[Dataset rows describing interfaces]
● ● ● ● ● ● ●

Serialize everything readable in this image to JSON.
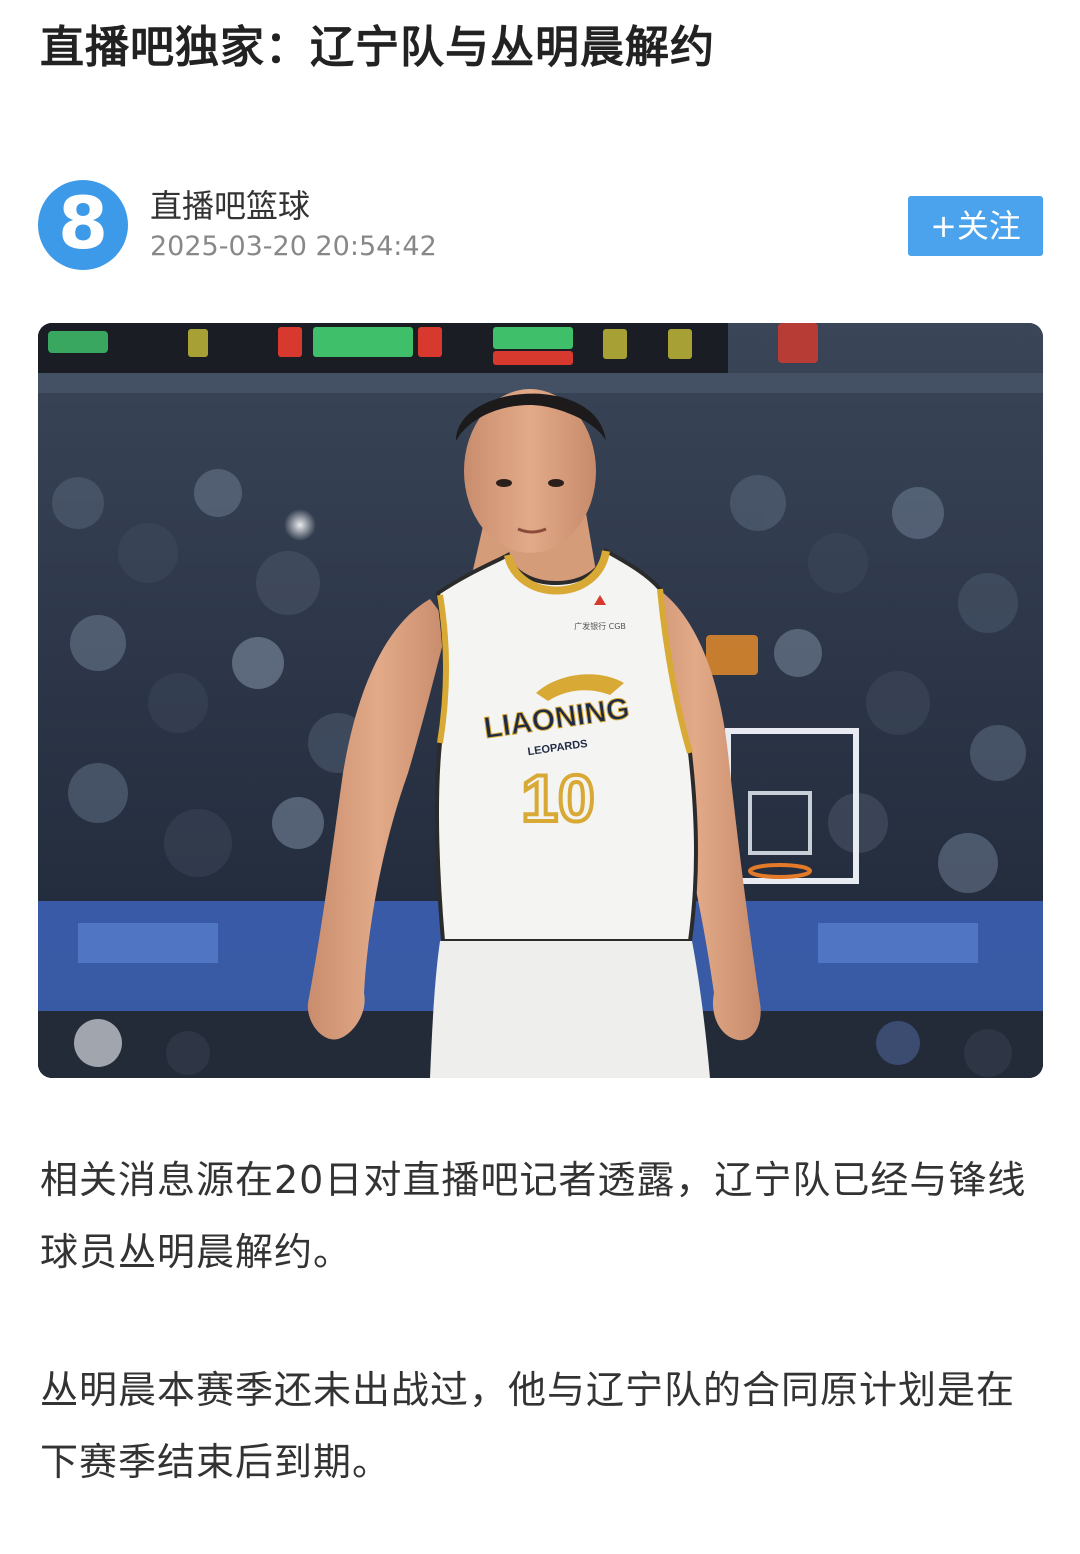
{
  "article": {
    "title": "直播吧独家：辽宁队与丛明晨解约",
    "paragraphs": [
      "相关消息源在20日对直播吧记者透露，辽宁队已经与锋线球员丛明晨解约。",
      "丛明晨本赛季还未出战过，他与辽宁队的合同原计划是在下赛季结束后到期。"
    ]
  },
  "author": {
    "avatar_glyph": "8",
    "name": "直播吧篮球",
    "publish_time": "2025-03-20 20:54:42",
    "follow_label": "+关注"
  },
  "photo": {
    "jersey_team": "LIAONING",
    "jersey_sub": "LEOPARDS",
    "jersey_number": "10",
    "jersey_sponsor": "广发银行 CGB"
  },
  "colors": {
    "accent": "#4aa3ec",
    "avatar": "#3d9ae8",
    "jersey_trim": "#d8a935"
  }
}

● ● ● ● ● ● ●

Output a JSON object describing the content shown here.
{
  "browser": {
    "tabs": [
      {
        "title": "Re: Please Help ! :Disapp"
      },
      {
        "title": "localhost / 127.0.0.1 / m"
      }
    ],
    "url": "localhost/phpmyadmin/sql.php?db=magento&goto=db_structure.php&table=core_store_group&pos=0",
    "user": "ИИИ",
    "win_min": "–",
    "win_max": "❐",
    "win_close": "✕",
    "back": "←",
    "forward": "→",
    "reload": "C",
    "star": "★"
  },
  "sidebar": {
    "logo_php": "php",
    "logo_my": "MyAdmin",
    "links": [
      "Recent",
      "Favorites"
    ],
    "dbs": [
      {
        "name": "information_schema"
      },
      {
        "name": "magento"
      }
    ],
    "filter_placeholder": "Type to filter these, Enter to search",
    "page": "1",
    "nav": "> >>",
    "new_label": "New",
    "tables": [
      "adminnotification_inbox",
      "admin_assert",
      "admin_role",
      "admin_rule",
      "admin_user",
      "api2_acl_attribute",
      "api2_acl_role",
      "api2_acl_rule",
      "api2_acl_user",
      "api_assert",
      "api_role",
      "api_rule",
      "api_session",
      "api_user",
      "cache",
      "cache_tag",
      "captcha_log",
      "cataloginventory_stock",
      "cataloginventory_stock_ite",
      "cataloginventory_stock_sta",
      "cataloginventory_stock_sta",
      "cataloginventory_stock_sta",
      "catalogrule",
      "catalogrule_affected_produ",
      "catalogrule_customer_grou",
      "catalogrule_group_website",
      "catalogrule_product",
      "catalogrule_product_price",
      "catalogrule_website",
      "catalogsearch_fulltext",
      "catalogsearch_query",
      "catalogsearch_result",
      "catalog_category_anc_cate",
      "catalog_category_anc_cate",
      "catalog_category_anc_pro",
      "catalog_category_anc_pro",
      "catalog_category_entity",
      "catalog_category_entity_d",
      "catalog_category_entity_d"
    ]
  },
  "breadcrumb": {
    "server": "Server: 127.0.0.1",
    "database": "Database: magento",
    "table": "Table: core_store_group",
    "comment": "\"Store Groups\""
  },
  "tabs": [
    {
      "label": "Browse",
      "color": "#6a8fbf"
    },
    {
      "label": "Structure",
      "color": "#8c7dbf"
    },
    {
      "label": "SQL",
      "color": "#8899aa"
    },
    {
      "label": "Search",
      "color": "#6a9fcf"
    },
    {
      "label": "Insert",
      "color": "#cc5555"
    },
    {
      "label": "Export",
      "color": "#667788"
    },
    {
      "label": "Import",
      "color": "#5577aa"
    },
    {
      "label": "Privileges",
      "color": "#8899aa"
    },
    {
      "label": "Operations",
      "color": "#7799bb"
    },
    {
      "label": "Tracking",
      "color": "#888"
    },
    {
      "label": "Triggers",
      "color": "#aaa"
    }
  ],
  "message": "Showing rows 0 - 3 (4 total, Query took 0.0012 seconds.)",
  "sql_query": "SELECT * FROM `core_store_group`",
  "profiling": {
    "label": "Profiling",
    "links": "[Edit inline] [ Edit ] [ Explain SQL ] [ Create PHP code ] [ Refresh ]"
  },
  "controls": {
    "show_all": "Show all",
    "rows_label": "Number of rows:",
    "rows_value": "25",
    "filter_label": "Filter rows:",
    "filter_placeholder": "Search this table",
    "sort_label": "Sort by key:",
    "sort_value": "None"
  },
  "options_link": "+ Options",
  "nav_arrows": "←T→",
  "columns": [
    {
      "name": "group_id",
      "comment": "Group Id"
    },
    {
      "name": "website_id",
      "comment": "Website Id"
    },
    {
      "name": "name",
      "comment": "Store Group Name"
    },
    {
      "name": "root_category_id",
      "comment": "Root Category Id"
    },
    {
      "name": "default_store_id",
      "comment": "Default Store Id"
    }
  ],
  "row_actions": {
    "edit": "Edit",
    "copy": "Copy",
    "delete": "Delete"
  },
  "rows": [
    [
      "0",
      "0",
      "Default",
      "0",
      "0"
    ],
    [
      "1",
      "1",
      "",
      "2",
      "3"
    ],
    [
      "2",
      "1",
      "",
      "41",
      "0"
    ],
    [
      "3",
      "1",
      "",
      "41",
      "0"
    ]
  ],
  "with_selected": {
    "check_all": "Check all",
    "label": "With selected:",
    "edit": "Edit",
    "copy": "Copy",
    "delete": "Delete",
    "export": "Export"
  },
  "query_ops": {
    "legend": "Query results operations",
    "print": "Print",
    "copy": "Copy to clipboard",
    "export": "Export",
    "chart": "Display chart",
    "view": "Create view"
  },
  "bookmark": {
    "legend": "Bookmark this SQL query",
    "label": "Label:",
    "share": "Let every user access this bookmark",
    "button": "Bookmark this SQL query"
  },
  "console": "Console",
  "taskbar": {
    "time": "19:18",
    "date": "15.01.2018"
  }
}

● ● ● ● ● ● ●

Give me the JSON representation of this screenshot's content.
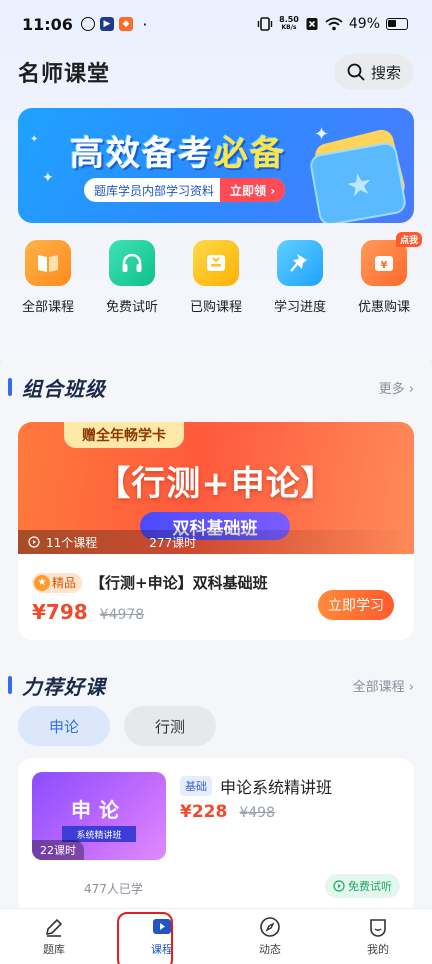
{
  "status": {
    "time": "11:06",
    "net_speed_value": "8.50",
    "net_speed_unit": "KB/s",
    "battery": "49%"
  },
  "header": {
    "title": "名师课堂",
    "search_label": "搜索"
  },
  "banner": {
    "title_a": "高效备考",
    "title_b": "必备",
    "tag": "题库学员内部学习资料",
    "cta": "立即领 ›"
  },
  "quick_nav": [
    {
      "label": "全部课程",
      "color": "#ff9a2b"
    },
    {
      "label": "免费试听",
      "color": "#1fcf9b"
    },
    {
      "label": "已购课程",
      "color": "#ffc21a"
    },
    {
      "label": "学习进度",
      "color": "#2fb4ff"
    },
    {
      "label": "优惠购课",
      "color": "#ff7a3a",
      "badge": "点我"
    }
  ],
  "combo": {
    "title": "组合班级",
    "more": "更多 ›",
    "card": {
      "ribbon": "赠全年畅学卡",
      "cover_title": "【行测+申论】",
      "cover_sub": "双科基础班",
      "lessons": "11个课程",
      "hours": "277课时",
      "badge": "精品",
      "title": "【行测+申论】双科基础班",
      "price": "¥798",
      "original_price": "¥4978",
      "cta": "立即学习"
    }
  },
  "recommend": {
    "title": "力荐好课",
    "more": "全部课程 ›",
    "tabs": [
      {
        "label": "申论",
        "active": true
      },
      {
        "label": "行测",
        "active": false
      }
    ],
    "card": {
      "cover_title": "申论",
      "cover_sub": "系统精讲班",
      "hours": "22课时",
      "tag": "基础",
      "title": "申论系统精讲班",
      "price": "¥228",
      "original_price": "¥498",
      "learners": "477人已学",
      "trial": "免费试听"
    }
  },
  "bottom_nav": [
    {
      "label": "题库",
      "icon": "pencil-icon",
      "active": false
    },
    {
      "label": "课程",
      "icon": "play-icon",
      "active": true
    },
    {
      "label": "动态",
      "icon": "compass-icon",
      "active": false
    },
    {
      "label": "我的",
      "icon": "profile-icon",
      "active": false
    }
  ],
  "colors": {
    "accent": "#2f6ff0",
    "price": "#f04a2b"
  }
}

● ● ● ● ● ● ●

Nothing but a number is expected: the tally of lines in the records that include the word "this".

6